The Syrian government has denied responsibility, but activists and the international community have held Syrian president Bashar al-Assad responsible. “Sadly, these actions are consistent with Assad’s established pattern of chemical weapons use,” White House spokesperson Sarah Sanders said in a statement on Monday.
Meanwhile, Moscow warned the United States on Monday of “grave repercussions” if it carries out an attack against Syrian government forces.
Russia said that experts from its military radiological, biological and chemical unit found no traces of a poison gas attack in Douma. “There was no chemical weapons attack,” Russian U.N. ambassador Vassily Nebenzia told the U.N. Security Council.
The Organisation for the Prohibition of Chemical Weapons said it has opened an investigation to establish whether chemical weapons were used.
Russia Claims Thousands Have Been Evacuated From Douma
The Russian military said on Monday that more than 3,000 rebels and their relatives have left the last opposition-held pocket in Douma, Eastern Ghouta, the Associated Press reported.

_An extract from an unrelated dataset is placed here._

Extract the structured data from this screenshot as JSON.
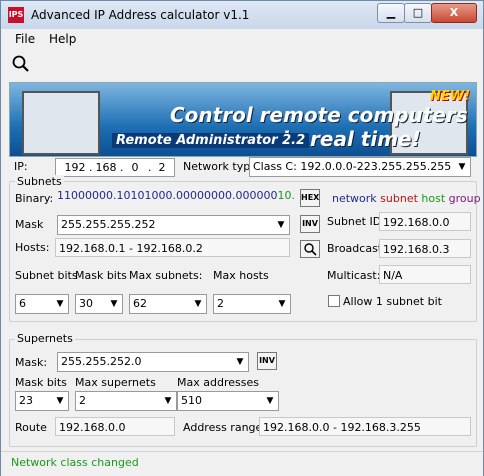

The evacuations are part of a Russian-mediated deal brokered on Sunday between the Jaish al-Islam rebel group and the Syrian government. Under the agreement, the Syrian government grants rebels safe exit to northern Syria in return for the release of hundreds of hostages and prisoners held by the group. The deal also grants an offer of reconciliation for those rebels who wish to stay in Douma.
The complete evacuation of Jaish al-Islam fighters will transfer control of the Eastern Ghouta suburbs to the Syrian government. It will also mark the end of a seven-week-long offensive that has killed at least 1,600 people.
Iran Threatens to Respond to Missile Attack on Syrian Base
An aide to Iran’s supreme leader said on Tuesday that a missile attack on a Syrian base that killed a number of Iranians would “not remain without response,” Reuters reported.
Ali Akbar Velayati’s comments come hours after Iran’s Tasnim agency reported that seven Iranians had been killed in a missile attack on the T4 base in Homs province early Monday.
Earlier reports said that four Iranians had been killed during the missile attack, including a colonel and a member of the Revolutionary Guard’s aerospace force. A total of 14 people were believed to have been killed by the missile attack.
Russia and the Syrian government have blamed Israel for the strikes, but Tel Aviv has neither confirmed nor denied. Speaking on arrival in the Syrian capital Damascus on Tuesday, Velayati described the missile attack as “Israel’s crime.”
Dmitry Peskov, a spokesperson for Russian president Vladimir Putin, said on Monday that Israel had not notified Moscow of the airstrike in advance, even though there may have been Russian military advisers at the base, according to the Associated Press. This is “a cause for concern for us,” he was quoted as saying.
Monday’s airstrike was the second this year on the T4 airbase, one of the Syrian army’s largest bases. The facility is allegedly also used by Iranian and Iranian-allied militias. Israel hit the base in February, after it said it was the launching pad for an Iranian drone that violated Israeli airspace.
- CNN: Why Would Israel Launch Strikes on Syria?
- The New York Times: In Syria, Trump Faces the Limits of Bluster
- NPR: 5 Questions About Syria and Chemical Weapons
- Foreign Policy: For a Second Strike on Syria, Trump Will Have to Go Big
- The New Yorker: A Survivor Describes the Chemical Attack in Syria